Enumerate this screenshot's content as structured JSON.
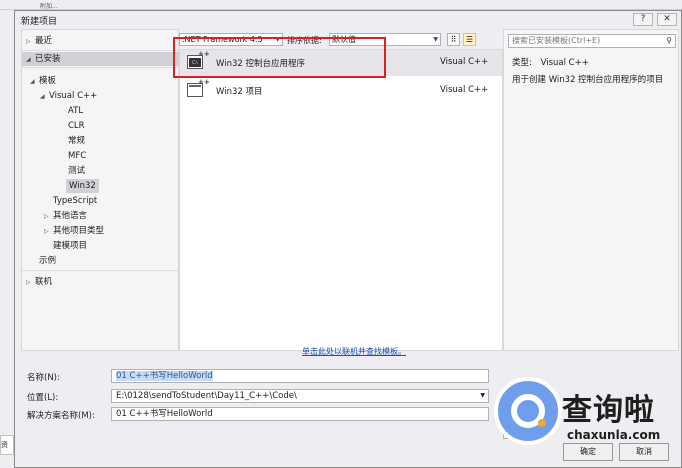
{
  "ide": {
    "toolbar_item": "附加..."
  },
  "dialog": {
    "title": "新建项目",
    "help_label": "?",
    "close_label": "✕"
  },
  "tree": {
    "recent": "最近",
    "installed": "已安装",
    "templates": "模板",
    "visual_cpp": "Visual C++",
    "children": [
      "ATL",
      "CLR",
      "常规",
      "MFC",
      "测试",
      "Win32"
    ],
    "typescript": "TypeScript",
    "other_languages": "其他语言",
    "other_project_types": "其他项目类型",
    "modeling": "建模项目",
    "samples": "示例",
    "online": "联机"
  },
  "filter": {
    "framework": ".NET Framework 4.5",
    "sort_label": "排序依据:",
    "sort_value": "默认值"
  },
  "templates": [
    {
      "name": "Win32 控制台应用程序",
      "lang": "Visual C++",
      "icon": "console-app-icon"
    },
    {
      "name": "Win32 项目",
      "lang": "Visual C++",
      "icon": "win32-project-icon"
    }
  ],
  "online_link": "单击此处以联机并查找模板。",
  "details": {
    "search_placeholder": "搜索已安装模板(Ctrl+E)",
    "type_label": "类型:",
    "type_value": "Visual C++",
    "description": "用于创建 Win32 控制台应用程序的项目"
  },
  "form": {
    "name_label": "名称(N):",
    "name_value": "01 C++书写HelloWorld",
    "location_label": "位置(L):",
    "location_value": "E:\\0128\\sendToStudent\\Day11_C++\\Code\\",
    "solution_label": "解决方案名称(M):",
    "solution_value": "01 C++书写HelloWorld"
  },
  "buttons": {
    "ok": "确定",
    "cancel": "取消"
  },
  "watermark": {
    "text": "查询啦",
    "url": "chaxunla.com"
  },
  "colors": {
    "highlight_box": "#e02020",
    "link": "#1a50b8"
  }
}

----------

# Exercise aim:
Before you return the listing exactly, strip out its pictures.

# Task answer:
Enumerate this screenshot's content as structured JSON.
{
  "ide": {
    "toolbar_item": "附加..."
  },
  "dialog": {
    "title": "新建项目",
    "help_label": "?",
    "close_label": "✕"
  },
  "tree": {
    "recent": "最近",
    "installed": "已安装",
    "templates": "模板",
    "visual_cpp": "Visual C++",
    "children": [
      "ATL",
      "CLR",
      "常规",
      "MFC",
      "测试",
      "Win32"
    ],
    "typescript": "TypeScript",
    "other_languages": "其他语言",
    "other_project_types": "其他项目类型",
    "modeling": "建模项目",
    "samples": "示例",
    "online": "联机"
  },
  "filter": {
    "framework": ".NET Framework 4.5",
    "sort_label": "排序依据:",
    "sort_value": "默认值"
  },
  "templates": [
    {
      "name": "Win32 控制台应用程序",
      "lang": "Visual C++",
      "icon": "console-app-icon"
    },
    {
      "name": "Win32 项目",
      "lang": "Visual C++",
      "icon": "win32-project-icon"
    }
  ],
  "online_link": "单击此处以联机并查找模板。",
  "details": {
    "search_placeholder": "搜索已安装模板(Ctrl+E)",
    "type_label": "类型:",
    "type_value": "Visual C++",
    "description": "用于创建 Win32 控制台应用程序的项目"
  },
  "form": {
    "name_label": "名称(N):",
    "name_value": "01 C++书写HelloWorld",
    "location_label": "位置(L):",
    "location_value": "E:\\0128\\sendToStudent\\Day11_C++\\Code\\",
    "solution_label": "解决方案名称(M):",
    "solution_value": "01 C++书写HelloWorld"
  },
  "buttons": {
    "ok": "确定",
    "cancel": "取消"
  },
  "watermark": {
    "text": "查询啦",
    "url": "chaxunla.com"
  },
  "colors": {
    "highlight_box": "#e02020",
    "link": "#1a50b8"
  }
}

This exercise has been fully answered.